#### TASK PROMPT
In your reply, write out the records exactly, each line intact.

* * *

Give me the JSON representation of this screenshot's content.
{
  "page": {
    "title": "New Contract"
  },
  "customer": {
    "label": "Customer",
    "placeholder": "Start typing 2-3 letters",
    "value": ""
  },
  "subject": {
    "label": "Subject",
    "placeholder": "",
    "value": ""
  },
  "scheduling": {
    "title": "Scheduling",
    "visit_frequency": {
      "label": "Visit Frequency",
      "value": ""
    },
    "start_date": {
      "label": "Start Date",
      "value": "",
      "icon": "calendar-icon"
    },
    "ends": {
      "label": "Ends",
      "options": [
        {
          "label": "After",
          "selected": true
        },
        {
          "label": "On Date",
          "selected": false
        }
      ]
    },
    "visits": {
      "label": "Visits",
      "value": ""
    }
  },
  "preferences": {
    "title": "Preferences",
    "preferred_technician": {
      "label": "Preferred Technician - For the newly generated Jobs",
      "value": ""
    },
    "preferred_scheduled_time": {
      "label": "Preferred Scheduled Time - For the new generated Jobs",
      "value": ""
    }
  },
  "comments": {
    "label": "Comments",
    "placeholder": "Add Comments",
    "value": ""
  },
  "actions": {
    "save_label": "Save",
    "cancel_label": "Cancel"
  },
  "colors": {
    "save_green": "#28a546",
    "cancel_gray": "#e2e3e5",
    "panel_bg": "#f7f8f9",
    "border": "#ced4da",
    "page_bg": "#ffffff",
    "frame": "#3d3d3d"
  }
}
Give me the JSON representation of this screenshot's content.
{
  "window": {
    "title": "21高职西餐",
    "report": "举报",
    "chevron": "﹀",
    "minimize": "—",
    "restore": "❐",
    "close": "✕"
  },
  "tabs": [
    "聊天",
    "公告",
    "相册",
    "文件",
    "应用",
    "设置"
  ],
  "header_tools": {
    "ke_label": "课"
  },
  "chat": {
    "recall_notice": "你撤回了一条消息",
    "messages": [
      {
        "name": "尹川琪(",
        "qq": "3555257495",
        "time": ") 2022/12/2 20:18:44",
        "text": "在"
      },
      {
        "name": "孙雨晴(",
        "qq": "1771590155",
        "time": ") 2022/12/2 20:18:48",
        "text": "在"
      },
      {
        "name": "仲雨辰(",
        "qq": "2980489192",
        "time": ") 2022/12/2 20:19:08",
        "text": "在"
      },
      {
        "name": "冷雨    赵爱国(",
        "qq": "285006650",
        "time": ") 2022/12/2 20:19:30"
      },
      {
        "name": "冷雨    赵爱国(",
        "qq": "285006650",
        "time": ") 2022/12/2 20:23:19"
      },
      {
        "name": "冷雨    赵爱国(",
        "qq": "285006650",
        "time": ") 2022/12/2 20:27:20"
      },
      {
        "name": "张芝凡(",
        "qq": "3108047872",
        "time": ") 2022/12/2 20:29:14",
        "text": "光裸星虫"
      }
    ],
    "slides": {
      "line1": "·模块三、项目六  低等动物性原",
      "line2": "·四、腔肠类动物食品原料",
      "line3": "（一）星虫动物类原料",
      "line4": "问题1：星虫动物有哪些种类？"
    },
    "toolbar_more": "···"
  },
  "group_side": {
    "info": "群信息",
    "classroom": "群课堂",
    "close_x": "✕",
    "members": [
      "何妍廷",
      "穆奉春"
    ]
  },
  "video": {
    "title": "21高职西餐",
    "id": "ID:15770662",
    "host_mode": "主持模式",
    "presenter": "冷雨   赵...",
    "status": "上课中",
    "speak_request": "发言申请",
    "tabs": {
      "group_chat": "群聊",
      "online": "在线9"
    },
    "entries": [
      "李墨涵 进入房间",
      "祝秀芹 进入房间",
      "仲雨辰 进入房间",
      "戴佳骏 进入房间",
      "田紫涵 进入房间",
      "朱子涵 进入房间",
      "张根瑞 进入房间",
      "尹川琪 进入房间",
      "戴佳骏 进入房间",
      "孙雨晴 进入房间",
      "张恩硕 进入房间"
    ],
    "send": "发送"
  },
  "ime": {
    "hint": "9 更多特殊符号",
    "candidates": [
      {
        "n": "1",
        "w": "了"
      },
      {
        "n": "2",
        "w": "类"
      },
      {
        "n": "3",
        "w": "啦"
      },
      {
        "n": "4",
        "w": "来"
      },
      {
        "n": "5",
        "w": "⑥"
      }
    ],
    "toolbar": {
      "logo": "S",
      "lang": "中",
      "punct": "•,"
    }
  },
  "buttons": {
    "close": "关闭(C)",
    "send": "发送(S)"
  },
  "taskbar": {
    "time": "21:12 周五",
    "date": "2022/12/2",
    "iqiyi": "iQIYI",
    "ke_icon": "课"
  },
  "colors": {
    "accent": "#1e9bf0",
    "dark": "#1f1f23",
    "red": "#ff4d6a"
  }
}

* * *

#### RESULT FOR THIS EXERCISE
Give me the JSON representation of this screenshot's content.
{
  "page": {
    "title": "New Contract"
  },
  "customer": {
    "label": "Customer",
    "placeholder": "Start typing 2-3 letters",
    "value": ""
  },
  "subject": {
    "label": "Subject",
    "placeholder": "",
    "value": ""
  },
  "scheduling": {
    "title": "Scheduling",
    "visit_frequency": {
      "label": "Visit Frequency",
      "value": ""
    },
    "start_date": {
      "label": "Start Date",
      "value": "",
      "icon": "calendar-icon"
    },
    "ends": {
      "label": "Ends",
      "options": [
        {
          "label": "After",
          "selected": true
        },
        {
          "label": "On Date",
          "selected": false
        }
      ]
    },
    "visits": {
      "label": "Visits",
      "value": ""
    }
  },
  "preferences": {
    "title": "Preferences",
    "preferred_technician": {
      "label": "Preferred Technician - For the newly generated Jobs",
      "value": ""
    },
    "preferred_scheduled_time": {
      "label": "Preferred Scheduled Time - For the new generated Jobs",
      "value": ""
    }
  },
  "comments": {
    "label": "Comments",
    "placeholder": "Add Comments",
    "value": ""
  },
  "actions": {
    "save_label": "Save",
    "cancel_label": "Cancel"
  },
  "colors": {
    "save_green": "#28a546",
    "cancel_gray": "#e2e3e5",
    "panel_bg": "#f7f8f9",
    "border": "#ced4da",
    "page_bg": "#ffffff",
    "frame": "#3d3d3d"
  }
}
Give me the JSON representation of this screenshot's content.
{
  "window": {
    "title": "21高职西餐",
    "report": "举报",
    "chevron": "﹀",
    "minimize": "—",
    "restore": "❐",
    "close": "✕"
  },
  "tabs": [
    "聊天",
    "公告",
    "相册",
    "文件",
    "应用",
    "设置"
  ],
  "header_tools": {
    "ke_label": "课"
  },
  "chat": {
    "recall_notice": "你撤回了一条消息",
    "messages": [
      {
        "name": "尹川琪(",
        "qq": "3555257495",
        "time": ") 2022/12/2 20:18:44",
        "text": "在"
      },
      {
        "name": "孙雨晴(",
        "qq": "1771590155",
        "time": ") 2022/12/2 20:18:48",
        "text": "在"
      },
      {
        "name": "仲雨辰(",
        "qq": "2980489192",
        "time": ") 2022/12/2 20:19:08",
        "text": "在"
      },
      {
        "name": "冷雨    赵爱国(",
        "qq": "285006650",
        "time": ") 2022/12/2 20:19:30"
      },
      {
        "name": "冷雨    赵爱国(",
        "qq": "285006650",
        "time": ") 2022/12/2 20:23:19"
      },
      {
        "name": "冷雨    赵爱国(",
        "qq": "285006650",
        "time": ") 2022/12/2 20:27:20"
      },
      {
        "name": "张芝凡(",
        "qq": "3108047872",
        "time": ") 2022/12/2 20:29:14",
        "text": "光裸星虫"
      }
    ],
    "slides": {
      "line1": "·模块三、项目六  低等动物性原",
      "line2": "·四、腔肠类动物食品原料",
      "line3": "（一）星虫动物类原料",
      "line4": "问题1：星虫动物有哪些种类？"
    },
    "toolbar_more": "···"
  },
  "group_side": {
    "info": "群信息",
    "classroom": "群课堂",
    "close_x": "✕",
    "members": [
      "何妍廷",
      "穆奉春"
    ]
  },
  "video": {
    "title": "21高职西餐",
    "id": "ID:15770662",
    "host_mode": "主持模式",
    "presenter": "冷雨   赵...",
    "status": "上课中",
    "speak_request": "发言申请",
    "tabs": {
      "group_chat": "群聊",
      "online": "在线9"
    },
    "entries": [
      "李墨涵 进入房间",
      "祝秀芹 进入房间",
      "仲雨辰 进入房间",
      "戴佳骏 进入房间",
      "田紫涵 进入房间",
      "朱子涵 进入房间",
      "张根瑞 进入房间",
      "尹川琪 进入房间",
      "戴佳骏 进入房间",
      "孙雨晴 进入房间",
      "张恩硕 进入房间"
    ],
    "send": "发送"
  },
  "ime": {
    "hint": "9 更多特殊符号",
    "candidates": [
      {
        "n": "1",
        "w": "了"
      },
      {
        "n": "2",
        "w": "类"
      },
      {
        "n": "3",
        "w": "啦"
      },
      {
        "n": "4",
        "w": "来"
      },
      {
        "n": "5",
        "w": "⑥"
      }
    ],
    "toolbar": {
      "logo": "S",
      "lang": "中",
      "punct": "•,"
    }
  },
  "buttons": {
    "close": "关闭(C)",
    "send": "发送(S)"
  },
  "taskbar": {
    "time": "21:12 周五",
    "date": "2022/12/2",
    "iqiyi": "iQIYI",
    "ke_icon": "课"
  },
  "colors": {
    "accent": "#1e9bf0",
    "dark": "#1f1f23",
    "red": "#ff4d6a"
  }
}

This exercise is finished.